I mentioned earlier that I’ve been conducting laboratory experiments regarding fog deposition. One thing I want to do is present my findings in terms of water mass deposited per unit leaf area, which means I have to go to the trouble of measuring the area of each leaf. One way of doing this is through image analysis: we use a picture of a leaf along with a picture of some known reference area to calculate the area of the leaf. The procedure outlined below is partly based on the work of an undergraduate who briefly joined the Thompson Lab to gain some research experience.
The procedure is really quite simple: we use a black and white scanner to scan the leaf, and place a reference area (a printout of a solid-colored 1 inch square) next to the leaf so that we can measure area independently of scanner resolution. As an example, here’s a recent scan of a black oak leaf:
Getting started with an image in Matlab is pretty easy; just use
imshow() to load and display images, respectively. Black and white (BW) images are represented in Matlab as Boolean arrays, with each element corresponding to a pixel. Black pixels have a value of 0 (false) while white pixels have a value of 1 (true). Personally that seems counter-intuitive to me, so I often use
imcomplement() to flip the image.
As you can see from the image above, we need to do a bit of work before we can start calculating area. The different ‘shades’ of grey are really just varying proportions of black and white pixels, and we need to ‘fill in’ these areas to get a solid shape. We also want to remove specs and artifacts (like the shadows on the edges of the scan) so that we’re measuring the area of our shapes, but not dirt on the scanner glass. I use
imclose() to morphologically open and close the image a few times and clean everything up. Once that’s done, we can easily calculate area by counting the number of leaf pixels (using
bwarea()) and comparing that to the number of pixels in our reference scale. Something like this:
And here’s the result:

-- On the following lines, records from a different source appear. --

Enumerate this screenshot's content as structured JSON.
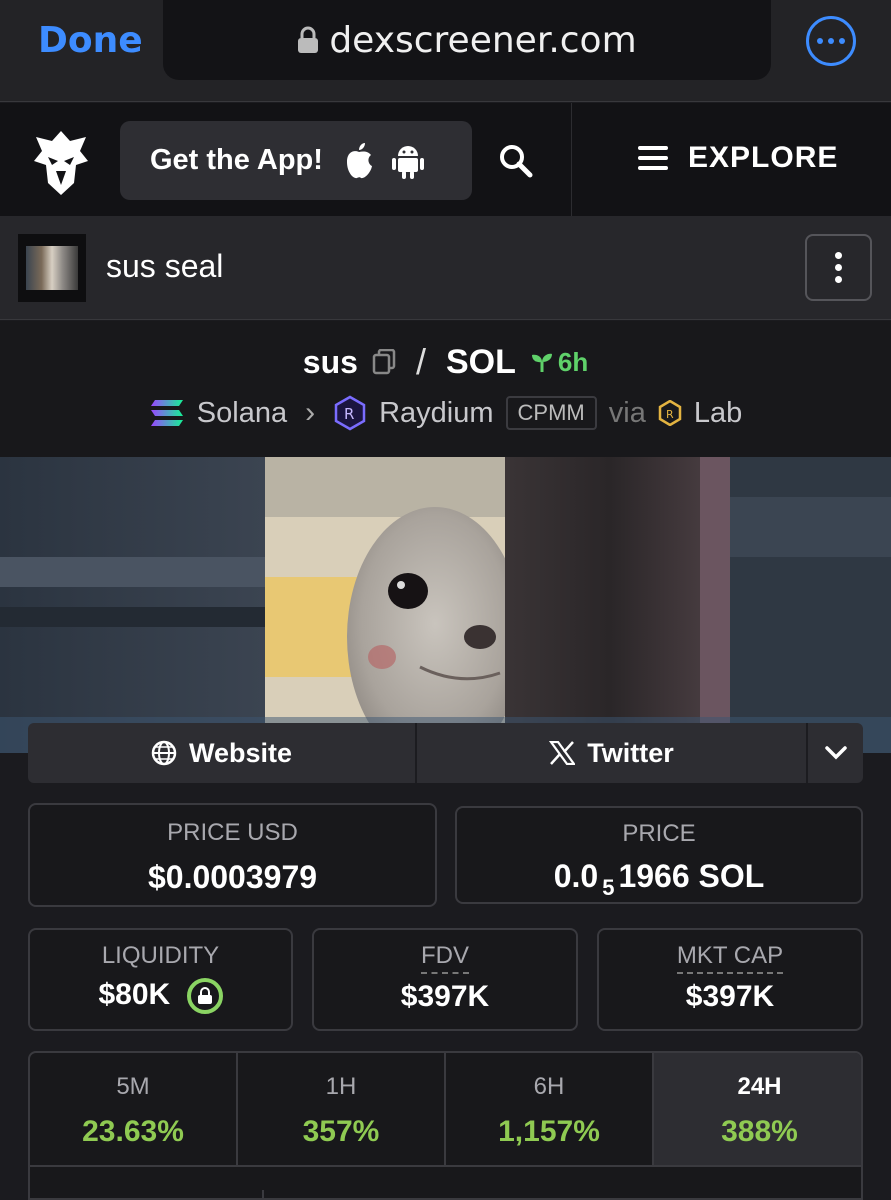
{
  "browser": {
    "done_label": "Done",
    "url": "dexscreener.com"
  },
  "header": {
    "get_app_label": "Get the App!",
    "explore_label": "EXPLORE"
  },
  "token": {
    "name": "sus seal"
  },
  "pair": {
    "base": "sus",
    "separator": "/",
    "quote": "SOL",
    "age": "6h",
    "chain": "Solana",
    "dex": "Raydium",
    "pool_type": "CPMM",
    "via": "via",
    "launchpad": "Lab"
  },
  "links": {
    "website_label": "Website",
    "twitter_label": "Twitter"
  },
  "stats": {
    "price_usd_label": "PRICE USD",
    "price_usd_value": "$0.0003979",
    "price_label": "PRICE",
    "price_prefix": "0.0",
    "price_zeros": "5",
    "price_digits": "1966 SOL",
    "liquidity_label": "LIQUIDITY",
    "liquidity_value": "$80K",
    "fdv_label": "FDV",
    "fdv_value": "$397K",
    "mktcap_label": "MKT CAP",
    "mktcap_value": "$397K"
  },
  "changes": [
    {
      "label": "5M",
      "value": "23.63%"
    },
    {
      "label": "1H",
      "value": "357%"
    },
    {
      "label": "6H",
      "value": "1,157%"
    },
    {
      "label": "24H",
      "value": "388%",
      "active": true
    }
  ],
  "colors": {
    "accent_blue": "#3d8cff",
    "positive_green": "#8fca52",
    "age_green": "#5fd16a"
  }
}
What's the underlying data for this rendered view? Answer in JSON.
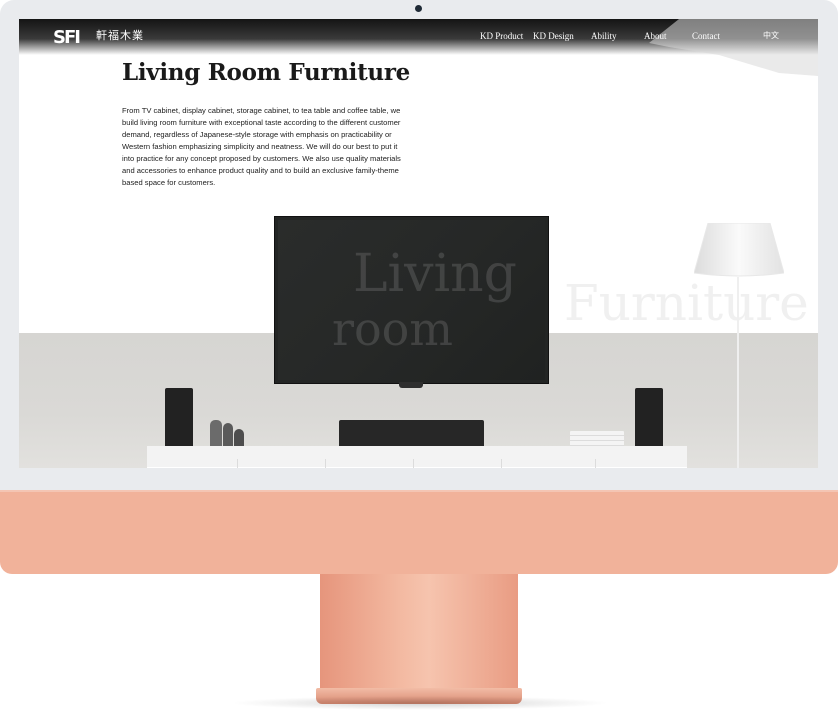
{
  "logo": {
    "mark": "SFI",
    "chinese_name": "軒福木業",
    "tagline": ""
  },
  "nav": {
    "items": [
      {
        "label": "KD Product"
      },
      {
        "label": "KD Design"
      },
      {
        "label": "Ability"
      },
      {
        "label": "About"
      },
      {
        "label": "Contact"
      }
    ],
    "language": "中文"
  },
  "page": {
    "title": "Living Room Furniture",
    "description": "From TV cabinet, display cabinet, storage cabinet, to tea table and coffee table, we build living room furniture with exceptional taste according to the different customer demand, regardless of Japanese-style storage with emphasis on practicability or Western fashion emphasizing simplicity and neatness. We will do our best to put it into practice for any concept proposed by customers. We also use quality materials and accessories to enhance product quality and to build an exclusive family-theme based space for customers."
  },
  "hero": {
    "watermark_line1": "Living",
    "watermark_line2": "room",
    "watermark_line3": "Furniture"
  },
  "colors": {
    "chin": "#f1b29a",
    "bezel": "#e9ebee",
    "title_text": "#1a1a1a",
    "nav_text": "#ffffff"
  }
}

Neat huh? Note that I’ve lost the spine-like tips on the leaf, but that’s all right because they don’t really contribute to the leaf area on which fog condenses. The procedure works just fine for other types of leaves as well, unless they happen to be so thin that the scanner light shines through them. In those cases, I’ll probably have to take a marker to the leaves to darken them.